(Data to use)
════════
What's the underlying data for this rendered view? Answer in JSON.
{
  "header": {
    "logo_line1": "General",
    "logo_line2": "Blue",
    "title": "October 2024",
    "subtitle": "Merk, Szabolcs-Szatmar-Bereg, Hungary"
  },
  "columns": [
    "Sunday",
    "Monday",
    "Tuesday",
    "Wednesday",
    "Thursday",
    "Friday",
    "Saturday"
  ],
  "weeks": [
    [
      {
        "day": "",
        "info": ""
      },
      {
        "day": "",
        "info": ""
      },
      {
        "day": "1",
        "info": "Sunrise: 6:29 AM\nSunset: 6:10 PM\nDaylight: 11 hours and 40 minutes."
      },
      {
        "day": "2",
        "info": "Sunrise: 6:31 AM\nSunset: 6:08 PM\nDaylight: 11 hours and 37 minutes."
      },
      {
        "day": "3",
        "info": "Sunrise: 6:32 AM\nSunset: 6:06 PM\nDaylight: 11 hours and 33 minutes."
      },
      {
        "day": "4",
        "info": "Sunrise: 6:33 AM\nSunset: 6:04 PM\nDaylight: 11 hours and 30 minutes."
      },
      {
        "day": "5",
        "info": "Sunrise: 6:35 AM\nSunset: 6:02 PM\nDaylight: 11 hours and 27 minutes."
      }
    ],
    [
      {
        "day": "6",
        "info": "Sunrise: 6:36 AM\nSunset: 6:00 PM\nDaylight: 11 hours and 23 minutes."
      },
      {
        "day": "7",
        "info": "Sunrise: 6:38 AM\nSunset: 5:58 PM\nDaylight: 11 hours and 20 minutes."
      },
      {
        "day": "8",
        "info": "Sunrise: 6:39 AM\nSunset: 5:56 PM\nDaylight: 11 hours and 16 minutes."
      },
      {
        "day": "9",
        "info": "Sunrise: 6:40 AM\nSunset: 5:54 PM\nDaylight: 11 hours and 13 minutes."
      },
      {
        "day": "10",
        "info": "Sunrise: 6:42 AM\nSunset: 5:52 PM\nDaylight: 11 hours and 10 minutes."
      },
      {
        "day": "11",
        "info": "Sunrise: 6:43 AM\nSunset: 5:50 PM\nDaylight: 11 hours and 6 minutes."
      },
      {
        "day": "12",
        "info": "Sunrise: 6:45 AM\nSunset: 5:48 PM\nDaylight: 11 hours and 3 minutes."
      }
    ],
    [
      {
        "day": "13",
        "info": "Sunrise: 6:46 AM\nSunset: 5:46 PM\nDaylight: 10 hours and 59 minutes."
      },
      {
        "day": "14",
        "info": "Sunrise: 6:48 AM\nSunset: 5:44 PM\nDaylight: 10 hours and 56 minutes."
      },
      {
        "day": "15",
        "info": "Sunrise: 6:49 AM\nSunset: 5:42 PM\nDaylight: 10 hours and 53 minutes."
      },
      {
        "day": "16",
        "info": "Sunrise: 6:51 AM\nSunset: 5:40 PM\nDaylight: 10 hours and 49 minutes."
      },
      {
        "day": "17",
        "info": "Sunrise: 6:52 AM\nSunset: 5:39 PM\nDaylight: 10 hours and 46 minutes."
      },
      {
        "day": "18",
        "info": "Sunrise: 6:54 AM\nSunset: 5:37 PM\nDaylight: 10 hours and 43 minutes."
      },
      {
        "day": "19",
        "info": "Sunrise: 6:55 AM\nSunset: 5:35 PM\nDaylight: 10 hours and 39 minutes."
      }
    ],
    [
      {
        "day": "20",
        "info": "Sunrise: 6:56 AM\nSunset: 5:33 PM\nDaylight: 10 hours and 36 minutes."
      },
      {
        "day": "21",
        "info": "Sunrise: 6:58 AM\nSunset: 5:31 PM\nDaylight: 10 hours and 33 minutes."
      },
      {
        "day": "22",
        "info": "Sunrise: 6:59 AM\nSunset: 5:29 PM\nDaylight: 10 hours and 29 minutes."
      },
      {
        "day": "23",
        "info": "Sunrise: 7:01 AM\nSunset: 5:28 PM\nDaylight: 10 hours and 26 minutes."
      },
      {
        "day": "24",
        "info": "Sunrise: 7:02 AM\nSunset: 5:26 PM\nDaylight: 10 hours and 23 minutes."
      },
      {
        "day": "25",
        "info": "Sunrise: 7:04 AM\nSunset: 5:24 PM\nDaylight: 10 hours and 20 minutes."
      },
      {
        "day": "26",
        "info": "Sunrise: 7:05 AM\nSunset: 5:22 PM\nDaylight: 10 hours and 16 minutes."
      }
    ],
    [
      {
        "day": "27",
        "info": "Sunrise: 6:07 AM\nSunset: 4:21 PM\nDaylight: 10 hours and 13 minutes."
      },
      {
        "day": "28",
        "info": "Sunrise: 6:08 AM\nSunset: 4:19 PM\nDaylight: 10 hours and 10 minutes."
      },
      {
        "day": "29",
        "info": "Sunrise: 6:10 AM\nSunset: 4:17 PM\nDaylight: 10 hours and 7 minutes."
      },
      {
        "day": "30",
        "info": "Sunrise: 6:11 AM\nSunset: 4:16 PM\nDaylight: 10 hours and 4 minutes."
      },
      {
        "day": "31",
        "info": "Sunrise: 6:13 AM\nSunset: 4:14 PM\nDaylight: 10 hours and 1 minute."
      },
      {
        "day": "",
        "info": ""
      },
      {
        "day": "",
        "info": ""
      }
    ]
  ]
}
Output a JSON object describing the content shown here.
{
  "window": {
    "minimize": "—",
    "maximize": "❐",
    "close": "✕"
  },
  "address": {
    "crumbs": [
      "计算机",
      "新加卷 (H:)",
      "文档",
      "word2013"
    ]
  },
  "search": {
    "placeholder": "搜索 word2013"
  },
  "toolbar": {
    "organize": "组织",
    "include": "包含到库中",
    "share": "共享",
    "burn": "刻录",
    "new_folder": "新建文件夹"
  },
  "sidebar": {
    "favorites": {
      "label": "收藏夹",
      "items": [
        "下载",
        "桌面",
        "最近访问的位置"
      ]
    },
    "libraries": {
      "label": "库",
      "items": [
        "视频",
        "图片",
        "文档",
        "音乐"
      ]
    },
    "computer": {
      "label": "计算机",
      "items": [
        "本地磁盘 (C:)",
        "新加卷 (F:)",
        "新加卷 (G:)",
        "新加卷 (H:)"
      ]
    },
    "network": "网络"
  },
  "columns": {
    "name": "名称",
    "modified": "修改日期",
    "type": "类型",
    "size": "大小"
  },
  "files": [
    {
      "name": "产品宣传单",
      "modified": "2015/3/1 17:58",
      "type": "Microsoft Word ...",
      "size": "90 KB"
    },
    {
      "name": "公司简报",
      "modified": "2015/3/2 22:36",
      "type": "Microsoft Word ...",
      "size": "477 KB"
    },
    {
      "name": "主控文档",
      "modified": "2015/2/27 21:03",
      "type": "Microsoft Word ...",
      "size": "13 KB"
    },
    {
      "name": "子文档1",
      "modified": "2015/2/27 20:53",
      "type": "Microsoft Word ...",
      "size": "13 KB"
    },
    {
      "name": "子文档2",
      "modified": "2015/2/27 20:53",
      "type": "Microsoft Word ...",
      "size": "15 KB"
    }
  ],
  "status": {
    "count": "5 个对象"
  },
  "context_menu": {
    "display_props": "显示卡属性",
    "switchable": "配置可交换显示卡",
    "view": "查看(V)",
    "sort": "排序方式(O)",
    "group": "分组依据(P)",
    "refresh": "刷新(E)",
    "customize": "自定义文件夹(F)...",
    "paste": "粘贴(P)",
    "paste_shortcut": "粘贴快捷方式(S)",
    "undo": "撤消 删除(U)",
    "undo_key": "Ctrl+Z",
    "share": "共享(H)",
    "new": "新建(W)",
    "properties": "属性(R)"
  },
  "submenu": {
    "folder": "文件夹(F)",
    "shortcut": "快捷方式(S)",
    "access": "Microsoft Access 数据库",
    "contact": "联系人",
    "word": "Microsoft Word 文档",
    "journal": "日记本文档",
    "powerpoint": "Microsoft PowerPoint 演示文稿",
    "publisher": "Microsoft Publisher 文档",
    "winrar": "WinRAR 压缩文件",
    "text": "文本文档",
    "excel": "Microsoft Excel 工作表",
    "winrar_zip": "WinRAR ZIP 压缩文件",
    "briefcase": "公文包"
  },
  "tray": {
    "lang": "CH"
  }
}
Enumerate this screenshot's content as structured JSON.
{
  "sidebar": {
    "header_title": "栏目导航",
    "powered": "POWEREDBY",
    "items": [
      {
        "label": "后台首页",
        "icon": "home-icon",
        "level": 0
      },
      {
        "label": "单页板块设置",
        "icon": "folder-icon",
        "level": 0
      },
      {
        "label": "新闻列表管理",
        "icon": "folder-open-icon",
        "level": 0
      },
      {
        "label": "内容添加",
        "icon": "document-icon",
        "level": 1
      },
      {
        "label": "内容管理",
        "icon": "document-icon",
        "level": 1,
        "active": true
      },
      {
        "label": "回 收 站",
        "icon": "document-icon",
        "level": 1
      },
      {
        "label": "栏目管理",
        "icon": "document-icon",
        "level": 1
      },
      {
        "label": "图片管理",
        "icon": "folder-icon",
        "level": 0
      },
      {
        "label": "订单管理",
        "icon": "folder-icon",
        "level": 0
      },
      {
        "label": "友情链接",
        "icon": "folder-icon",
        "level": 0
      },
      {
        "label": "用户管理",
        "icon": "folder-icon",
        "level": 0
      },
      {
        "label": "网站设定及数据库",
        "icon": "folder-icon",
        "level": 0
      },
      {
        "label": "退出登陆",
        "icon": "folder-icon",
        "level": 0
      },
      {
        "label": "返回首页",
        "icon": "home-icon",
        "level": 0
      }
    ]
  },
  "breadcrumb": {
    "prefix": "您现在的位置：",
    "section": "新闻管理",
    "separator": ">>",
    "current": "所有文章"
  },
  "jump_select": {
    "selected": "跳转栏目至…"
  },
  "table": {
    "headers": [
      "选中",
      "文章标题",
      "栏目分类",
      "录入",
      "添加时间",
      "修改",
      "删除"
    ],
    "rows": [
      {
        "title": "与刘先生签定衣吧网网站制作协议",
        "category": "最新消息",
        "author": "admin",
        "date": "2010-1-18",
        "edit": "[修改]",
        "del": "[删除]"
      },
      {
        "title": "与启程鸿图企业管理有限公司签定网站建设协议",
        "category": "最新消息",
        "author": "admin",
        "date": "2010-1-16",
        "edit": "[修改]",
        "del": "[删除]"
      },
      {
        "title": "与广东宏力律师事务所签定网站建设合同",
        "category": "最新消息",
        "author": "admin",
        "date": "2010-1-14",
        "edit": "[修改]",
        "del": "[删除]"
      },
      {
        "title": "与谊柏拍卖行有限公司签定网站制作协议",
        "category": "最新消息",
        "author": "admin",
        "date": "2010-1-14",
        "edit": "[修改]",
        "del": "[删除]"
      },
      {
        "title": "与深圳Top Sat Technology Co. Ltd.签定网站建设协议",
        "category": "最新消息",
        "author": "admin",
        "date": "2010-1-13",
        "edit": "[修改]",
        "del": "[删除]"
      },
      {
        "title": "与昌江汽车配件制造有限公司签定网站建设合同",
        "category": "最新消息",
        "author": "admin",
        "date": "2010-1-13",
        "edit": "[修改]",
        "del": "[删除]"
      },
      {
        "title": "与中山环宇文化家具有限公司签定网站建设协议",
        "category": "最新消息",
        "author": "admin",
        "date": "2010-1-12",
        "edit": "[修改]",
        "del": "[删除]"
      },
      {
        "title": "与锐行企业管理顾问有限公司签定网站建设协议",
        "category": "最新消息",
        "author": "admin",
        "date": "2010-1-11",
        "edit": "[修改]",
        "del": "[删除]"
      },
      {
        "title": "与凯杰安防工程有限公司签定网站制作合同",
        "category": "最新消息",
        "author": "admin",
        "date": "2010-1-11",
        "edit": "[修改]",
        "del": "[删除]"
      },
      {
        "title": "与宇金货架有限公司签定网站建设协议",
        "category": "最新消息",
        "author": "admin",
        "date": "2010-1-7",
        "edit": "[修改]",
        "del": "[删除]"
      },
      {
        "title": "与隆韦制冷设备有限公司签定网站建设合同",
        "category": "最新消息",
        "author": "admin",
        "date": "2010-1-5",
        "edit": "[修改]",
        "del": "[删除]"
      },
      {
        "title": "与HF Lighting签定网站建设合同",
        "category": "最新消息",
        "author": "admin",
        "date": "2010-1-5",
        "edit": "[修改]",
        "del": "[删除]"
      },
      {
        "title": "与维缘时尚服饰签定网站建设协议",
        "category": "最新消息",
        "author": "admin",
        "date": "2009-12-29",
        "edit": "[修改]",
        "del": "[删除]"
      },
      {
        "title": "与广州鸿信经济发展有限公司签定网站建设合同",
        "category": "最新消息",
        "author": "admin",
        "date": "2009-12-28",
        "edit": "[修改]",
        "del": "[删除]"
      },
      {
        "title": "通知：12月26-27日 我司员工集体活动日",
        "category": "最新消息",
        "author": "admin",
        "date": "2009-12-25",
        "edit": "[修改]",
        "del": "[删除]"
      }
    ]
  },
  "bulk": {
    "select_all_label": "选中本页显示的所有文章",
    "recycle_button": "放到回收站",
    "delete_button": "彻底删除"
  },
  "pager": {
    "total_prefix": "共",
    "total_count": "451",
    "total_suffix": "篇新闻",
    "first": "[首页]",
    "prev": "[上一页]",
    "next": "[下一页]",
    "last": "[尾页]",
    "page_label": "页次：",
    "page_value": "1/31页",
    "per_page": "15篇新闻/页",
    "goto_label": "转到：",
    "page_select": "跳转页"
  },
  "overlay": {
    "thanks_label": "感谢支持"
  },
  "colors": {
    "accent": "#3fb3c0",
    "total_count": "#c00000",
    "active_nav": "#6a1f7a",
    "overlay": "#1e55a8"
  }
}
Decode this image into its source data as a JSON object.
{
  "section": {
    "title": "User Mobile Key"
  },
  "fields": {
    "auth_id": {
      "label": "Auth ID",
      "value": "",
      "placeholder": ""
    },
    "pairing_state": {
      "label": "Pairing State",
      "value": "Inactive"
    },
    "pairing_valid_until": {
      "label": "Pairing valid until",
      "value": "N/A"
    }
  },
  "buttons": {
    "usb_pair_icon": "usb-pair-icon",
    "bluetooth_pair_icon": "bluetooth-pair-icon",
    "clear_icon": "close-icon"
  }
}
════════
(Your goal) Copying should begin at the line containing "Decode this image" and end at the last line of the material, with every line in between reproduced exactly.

(Response to the exercise)
Decode this image into its source data as a JSON object.
{
  "section": {
    "title": "User Mobile Key"
  },
  "fields": {
    "auth_id": {
      "label": "Auth ID",
      "value": "",
      "placeholder": ""
    },
    "pairing_state": {
      "label": "Pairing State",
      "value": "Inactive"
    },
    "pairing_valid_until": {
      "label": "Pairing valid until",
      "value": "N/A"
    }
  },
  "buttons": {
    "usb_pair_icon": "usb-pair-icon",
    "bluetooth_pair_icon": "bluetooth-pair-icon",
    "clear_icon": "close-icon"
  }
}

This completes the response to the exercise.